British-American stage and screen actor Bramwell Fletcher (1904-1988) is of that generation of Pre-Code Hollywood stars that includes the likes of his first wife Helen Chandler, as well as people like David Manners, Mae Clarke, Zita Johann, and Chester Morris, and like many of them, he is associated with horror. Although, as you will see his dossier extends beyond this by many decades and many productions.
From West Riding, Yorkshire, Fletcher began his stage carer with a production of The Winters Tale in Stratford-on-Avon in 1927. Three British films and a half dozen West End productions ensued before he crossed the Atlantic to appear in the play Scotland Yard on Broadway in 1929. 1930 through 1932 were spent in Hollywood, where Fletcher’s good looks and British manner suited him especially well in mysteries and horror, appearing in Raffles (1930), Svengali (1931), The Mummy (1932), The Monkey’s Paw (1933), and much later The Undying Monster (1942).
I’ve always found Fletcher’s scene in The Mummy, where he goes mad after bringing the titular monster to life after reading aloud some hieroglyphs, one of the most disturbing in all classic cinema. At this early phase of his career, Fletcher was also in The MIilionaire (1931), A Bill of Divorcement (1932, Katharine Hepburn’s first film, Fletcher’s second with John Barrymore), and The Scarlet Pimpernel (1934).
Fletcher mostly got supporting roles in Hollywood despite his leading man looks, so starting in late 1932 he returned to Broadway, where he starred in nearly two dozen plays over the next two decades. He was Maxim de Winter in the stage adaptation of Rebecca (1945) — unusually, five years after Hitchcock’s Hollywood version starring Laurence Olivier. From 1934 through 1940 he was married to Helen Chandler, who had also returned to the Broadway stage after a brief fling with Hollywood. From 1942 through 1946 he was married to Diana Barrymore, whom he had gotten to know through acting in films with her father. In later years Fletcher was to become known for his interpretations of Shaw, acting in The Doctor’s Dilemma (1941), Candida (1952), Misalliance (1953) and understudying Rex Harrison in My Fair Lady (1956-62). In 1965 he wrote and starred in his own touring vehicle The Bernard Shaw Story.
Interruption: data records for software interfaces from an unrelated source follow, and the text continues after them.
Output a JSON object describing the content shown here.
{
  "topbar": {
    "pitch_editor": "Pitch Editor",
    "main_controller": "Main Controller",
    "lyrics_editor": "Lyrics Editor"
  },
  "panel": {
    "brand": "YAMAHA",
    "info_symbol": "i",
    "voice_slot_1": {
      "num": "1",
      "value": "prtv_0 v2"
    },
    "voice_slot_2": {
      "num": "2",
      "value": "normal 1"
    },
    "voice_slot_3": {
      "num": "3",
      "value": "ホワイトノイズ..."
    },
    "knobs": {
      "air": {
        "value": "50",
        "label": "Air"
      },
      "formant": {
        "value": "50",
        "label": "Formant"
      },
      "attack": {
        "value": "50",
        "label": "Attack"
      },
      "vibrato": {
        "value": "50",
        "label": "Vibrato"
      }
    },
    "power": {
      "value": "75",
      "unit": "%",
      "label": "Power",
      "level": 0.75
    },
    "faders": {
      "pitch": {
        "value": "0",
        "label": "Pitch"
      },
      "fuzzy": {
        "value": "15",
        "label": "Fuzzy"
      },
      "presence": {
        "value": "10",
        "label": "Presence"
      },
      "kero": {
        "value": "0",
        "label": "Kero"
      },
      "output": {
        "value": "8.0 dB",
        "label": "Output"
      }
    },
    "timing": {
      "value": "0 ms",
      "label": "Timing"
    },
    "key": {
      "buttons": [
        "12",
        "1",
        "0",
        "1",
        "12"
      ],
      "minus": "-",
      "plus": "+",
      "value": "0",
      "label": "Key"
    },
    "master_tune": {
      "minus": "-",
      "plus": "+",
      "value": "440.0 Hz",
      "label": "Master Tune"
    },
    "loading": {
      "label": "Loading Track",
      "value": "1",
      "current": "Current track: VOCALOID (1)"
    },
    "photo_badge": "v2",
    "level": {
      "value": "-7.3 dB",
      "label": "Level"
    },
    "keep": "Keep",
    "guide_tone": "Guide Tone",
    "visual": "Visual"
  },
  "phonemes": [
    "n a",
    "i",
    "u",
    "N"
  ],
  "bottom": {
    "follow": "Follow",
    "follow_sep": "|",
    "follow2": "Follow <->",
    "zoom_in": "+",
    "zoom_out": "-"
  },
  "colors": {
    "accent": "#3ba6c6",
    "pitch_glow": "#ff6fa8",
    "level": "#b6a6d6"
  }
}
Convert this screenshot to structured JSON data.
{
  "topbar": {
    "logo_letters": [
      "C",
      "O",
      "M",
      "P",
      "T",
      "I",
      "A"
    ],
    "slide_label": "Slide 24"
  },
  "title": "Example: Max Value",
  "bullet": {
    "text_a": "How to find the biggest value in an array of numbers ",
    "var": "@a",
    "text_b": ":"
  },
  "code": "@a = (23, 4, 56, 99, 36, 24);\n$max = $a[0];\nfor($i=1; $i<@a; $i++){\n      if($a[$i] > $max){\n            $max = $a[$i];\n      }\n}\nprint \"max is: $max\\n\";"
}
Throughout the 1950s and mid ’60s, Fletcher acted in scores of live television dramatic productions on shows like General Electric Theater and Robert Montgomery Presents. His last TV credit was a 1967 episode of a show called Coronet Blue. He acted in regional theatre through the mid 1970s, then retired to New Hampshire.